Data to use: Begin

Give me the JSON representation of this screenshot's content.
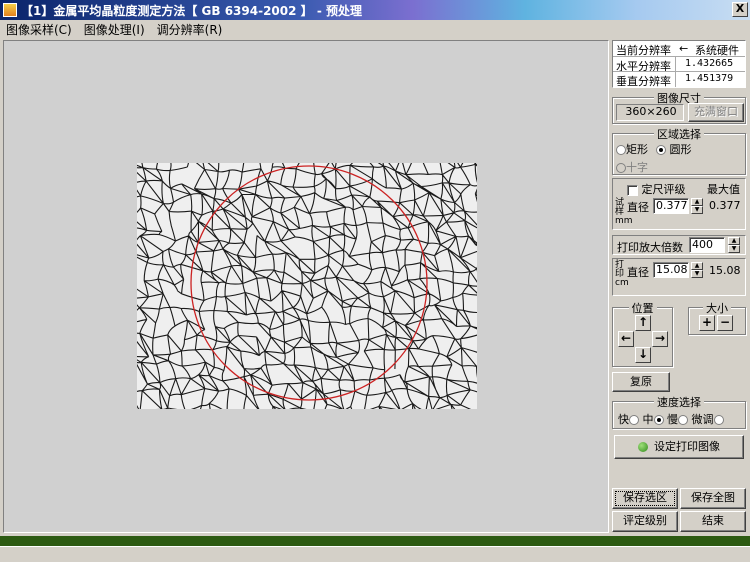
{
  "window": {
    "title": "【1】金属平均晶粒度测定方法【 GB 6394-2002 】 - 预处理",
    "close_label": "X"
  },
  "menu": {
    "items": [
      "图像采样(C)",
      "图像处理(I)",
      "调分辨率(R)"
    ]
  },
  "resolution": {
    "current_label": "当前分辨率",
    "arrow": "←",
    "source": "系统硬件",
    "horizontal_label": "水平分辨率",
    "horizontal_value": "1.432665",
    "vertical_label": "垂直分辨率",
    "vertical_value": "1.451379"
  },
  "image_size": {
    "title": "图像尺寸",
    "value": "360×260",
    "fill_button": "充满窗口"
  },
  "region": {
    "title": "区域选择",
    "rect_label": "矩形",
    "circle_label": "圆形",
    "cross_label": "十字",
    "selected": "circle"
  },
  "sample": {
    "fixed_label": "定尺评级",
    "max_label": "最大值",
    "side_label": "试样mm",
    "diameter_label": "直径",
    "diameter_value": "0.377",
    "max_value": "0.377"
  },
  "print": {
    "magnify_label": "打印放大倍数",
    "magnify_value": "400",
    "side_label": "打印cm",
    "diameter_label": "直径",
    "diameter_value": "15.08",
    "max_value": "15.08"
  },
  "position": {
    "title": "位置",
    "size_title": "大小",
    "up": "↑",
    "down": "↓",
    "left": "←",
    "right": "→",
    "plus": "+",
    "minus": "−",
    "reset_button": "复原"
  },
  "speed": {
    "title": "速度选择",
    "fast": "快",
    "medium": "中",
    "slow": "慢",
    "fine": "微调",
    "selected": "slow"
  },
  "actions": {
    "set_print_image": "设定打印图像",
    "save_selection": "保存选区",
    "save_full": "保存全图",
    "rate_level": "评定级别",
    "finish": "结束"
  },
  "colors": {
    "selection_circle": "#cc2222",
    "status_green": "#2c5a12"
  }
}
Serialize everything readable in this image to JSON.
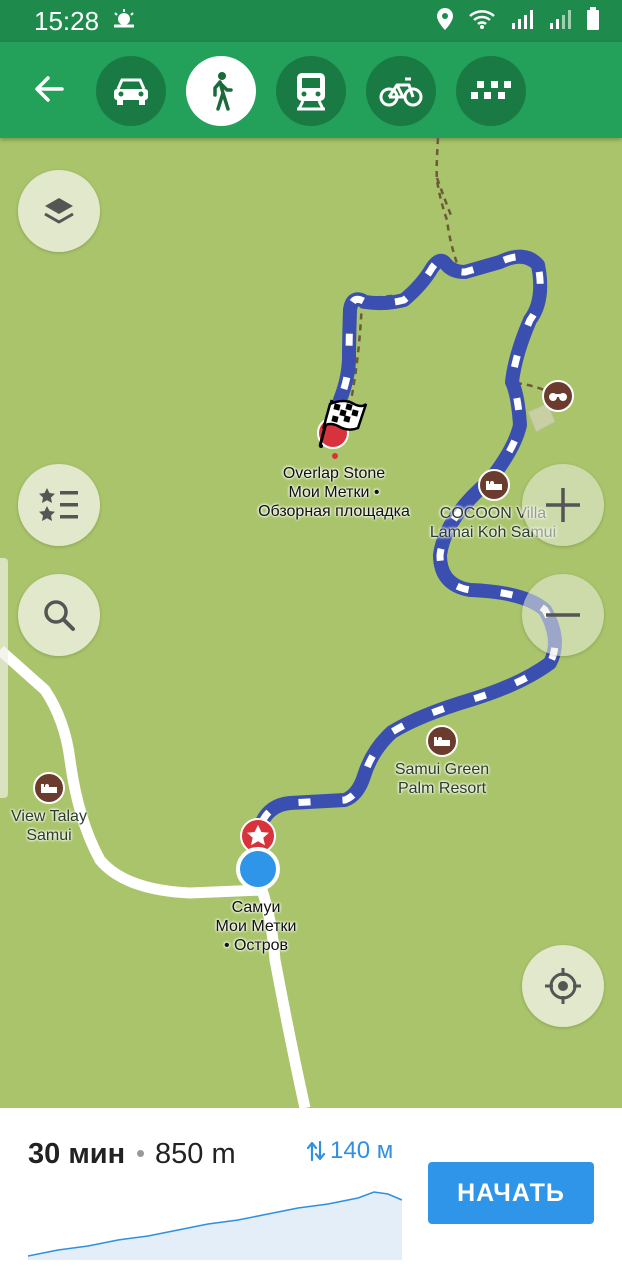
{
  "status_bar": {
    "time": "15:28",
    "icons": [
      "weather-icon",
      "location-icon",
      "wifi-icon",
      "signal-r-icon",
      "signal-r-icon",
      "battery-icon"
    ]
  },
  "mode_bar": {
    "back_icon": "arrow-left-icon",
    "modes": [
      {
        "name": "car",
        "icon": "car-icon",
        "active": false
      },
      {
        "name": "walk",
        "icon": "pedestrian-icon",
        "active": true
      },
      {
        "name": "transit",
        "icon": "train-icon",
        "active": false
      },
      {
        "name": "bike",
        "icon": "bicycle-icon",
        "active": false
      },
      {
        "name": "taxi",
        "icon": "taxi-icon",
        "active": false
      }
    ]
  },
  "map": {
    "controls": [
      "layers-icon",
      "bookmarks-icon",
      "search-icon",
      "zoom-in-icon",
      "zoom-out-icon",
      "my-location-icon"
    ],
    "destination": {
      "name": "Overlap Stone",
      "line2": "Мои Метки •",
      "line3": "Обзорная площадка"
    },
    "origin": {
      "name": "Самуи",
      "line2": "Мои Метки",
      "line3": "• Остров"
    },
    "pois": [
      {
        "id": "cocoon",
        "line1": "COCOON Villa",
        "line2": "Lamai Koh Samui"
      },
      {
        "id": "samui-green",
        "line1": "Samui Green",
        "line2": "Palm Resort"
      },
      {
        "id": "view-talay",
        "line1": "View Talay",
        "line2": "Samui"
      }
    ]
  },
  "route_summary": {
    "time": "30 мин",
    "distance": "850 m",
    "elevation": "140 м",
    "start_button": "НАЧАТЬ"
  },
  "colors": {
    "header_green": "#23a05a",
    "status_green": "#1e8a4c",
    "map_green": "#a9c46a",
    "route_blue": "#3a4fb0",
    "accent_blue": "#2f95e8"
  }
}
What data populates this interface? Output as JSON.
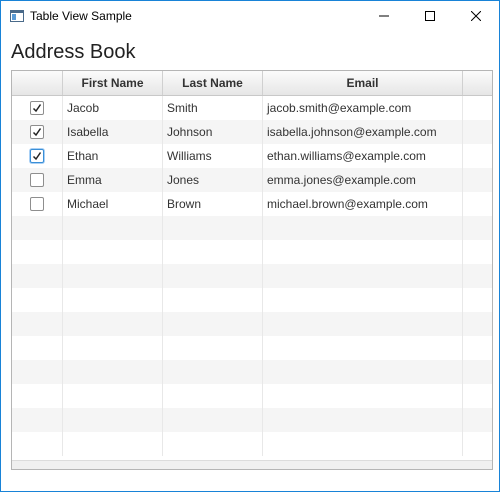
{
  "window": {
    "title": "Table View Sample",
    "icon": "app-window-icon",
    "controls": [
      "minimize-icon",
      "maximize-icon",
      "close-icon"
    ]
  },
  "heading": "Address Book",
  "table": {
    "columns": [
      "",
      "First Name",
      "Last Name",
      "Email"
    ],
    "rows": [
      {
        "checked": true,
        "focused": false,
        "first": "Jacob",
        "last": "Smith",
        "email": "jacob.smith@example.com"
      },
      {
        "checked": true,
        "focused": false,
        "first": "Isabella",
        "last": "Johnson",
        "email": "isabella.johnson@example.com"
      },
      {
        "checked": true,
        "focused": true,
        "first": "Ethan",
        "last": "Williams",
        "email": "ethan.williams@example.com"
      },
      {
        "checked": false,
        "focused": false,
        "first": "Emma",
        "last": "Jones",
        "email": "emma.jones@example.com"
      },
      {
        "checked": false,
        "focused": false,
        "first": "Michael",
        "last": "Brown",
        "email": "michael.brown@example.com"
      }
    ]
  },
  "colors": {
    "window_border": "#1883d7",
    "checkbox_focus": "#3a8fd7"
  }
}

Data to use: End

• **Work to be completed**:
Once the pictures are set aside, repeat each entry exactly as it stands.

• **Task answer**:
Give me the JSON representation of this screenshot's content.
{
  "window": {
    "title": "【1】金属平均晶粒度测定方法【 GB 6394-2002 】 - 预处理",
    "close_label": "X"
  },
  "menu": {
    "items": [
      "图像采样(C)",
      "图像处理(I)",
      "调分辨率(R)"
    ]
  },
  "resolution": {
    "current_label": "当前分辨率",
    "arrow": "←",
    "source": "系统硬件",
    "horizontal_label": "水平分辨率",
    "horizontal_value": "1.432665",
    "vertical_label": "垂直分辨率",
    "vertical_value": "1.451379"
  },
  "image_size": {
    "title": "图像尺寸",
    "value": "360×260",
    "fill_button": "充满窗口"
  },
  "region": {
    "title": "区域选择",
    "rect_label": "矩形",
    "circle_label": "圆形",
    "cross_label": "十字",
    "selected": "circle"
  },
  "sample": {
    "fixed_label": "定尺评级",
    "max_label": "最大值",
    "side_label": "试样mm",
    "diameter_label": "直径",
    "diameter_value": "0.377",
    "max_value": "0.377"
  },
  "print": {
    "magnify_label": "打印放大倍数",
    "magnify_value": "400",
    "side_label": "打印cm",
    "diameter_label": "直径",
    "diameter_value": "15.08",
    "max_value": "15.08"
  },
  "position": {
    "title": "位置",
    "size_title": "大小",
    "up": "↑",
    "down": "↓",
    "left": "←",
    "right": "→",
    "plus": "+",
    "minus": "−",
    "reset_button": "复原"
  },
  "speed": {
    "title": "速度选择",
    "fast": "快",
    "medium": "中",
    "slow": "慢",
    "fine": "微调",
    "selected": "slow"
  },
  "actions": {
    "set_print_image": "设定打印图像",
    "save_selection": "保存选区",
    "save_full": "保存全图",
    "rate_level": "评定级别",
    "finish": "结束"
  },
  "colors": {
    "selection_circle": "#cc2222",
    "status_green": "#2c5a12"
  }
}
Serialize everything readable in this image to JSON.
{
  "status_bar": {
    "time": "15:28",
    "icons": [
      "weather-icon",
      "location-icon",
      "wifi-icon",
      "signal-r-icon",
      "signal-r-icon",
      "battery-icon"
    ]
  },
  "mode_bar": {
    "back_icon": "arrow-left-icon",
    "modes": [
      {
        "name": "car",
        "icon": "car-icon",
        "active": false
      },
      {
        "name": "walk",
        "icon": "pedestrian-icon",
        "active": true
      },
      {
        "name": "transit",
        "icon": "train-icon",
        "active": false
      },
      {
        "name": "bike",
        "icon": "bicycle-icon",
        "active": false
      },
      {
        "name": "taxi",
        "icon": "taxi-icon",
        "active": false
      }
    ]
  },
  "map": {
    "controls": [
      "layers-icon",
      "bookmarks-icon",
      "search-icon",
      "zoom-in-icon",
      "zoom-out-icon",
      "my-location-icon"
    ],
    "destination": {
      "name": "Overlap Stone",
      "line2": "Мои Метки •",
      "line3": "Обзорная площадка"
    },
    "origin": {
      "name": "Самуи",
      "line2": "Мои Метки",
      "line3": "• Остров"
    },
    "pois": [
      {
        "id": "cocoon",
        "line1": "COCOON Villa",
        "line2": "Lamai Koh Samui"
      },
      {
        "id": "samui-green",
        "line1": "Samui Green",
        "line2": "Palm Resort"
      },
      {
        "id": "view-talay",
        "line1": "View Talay",
        "line2": "Samui"
      }
    ]
  },
  "route_summary": {
    "time": "30 мин",
    "distance": "850 m",
    "elevation": "140 м",
    "start_button": "НАЧАТЬ"
  },
  "colors": {
    "header_green": "#23a05a",
    "status_green": "#1e8a4c",
    "map_green": "#a9c46a",
    "route_blue": "#3a4fb0",
    "accent_blue": "#2f95e8"
  }
}
What data populates this interface? Output as JSON.
{
  "window": {
    "title": "Table View Sample",
    "icon": "app-window-icon",
    "controls": [
      "minimize-icon",
      "maximize-icon",
      "close-icon"
    ]
  },
  "heading": "Address Book",
  "table": {
    "columns": [
      "",
      "First Name",
      "Last Name",
      "Email"
    ],
    "rows": [
      {
        "checked": true,
        "focused": false,
        "first": "Jacob",
        "last": "Smith",
        "email": "jacob.smith@example.com"
      },
      {
        "checked": true,
        "focused": false,
        "first": "Isabella",
        "last": "Johnson",
        "email": "isabella.johnson@example.com"
      },
      {
        "checked": true,
        "focused": true,
        "first": "Ethan",
        "last": "Williams",
        "email": "ethan.williams@example.com"
      },
      {
        "checked": false,
        "focused": false,
        "first": "Emma",
        "last": "Jones",
        "email": "emma.jones@example.com"
      },
      {
        "checked": false,
        "focused": false,
        "first": "Michael",
        "last": "Brown",
        "email": "michael.brown@example.com"
      }
    ]
  },
  "colors": {
    "window_border": "#1883d7",
    "checkbox_focus": "#3a8fd7"
  }
}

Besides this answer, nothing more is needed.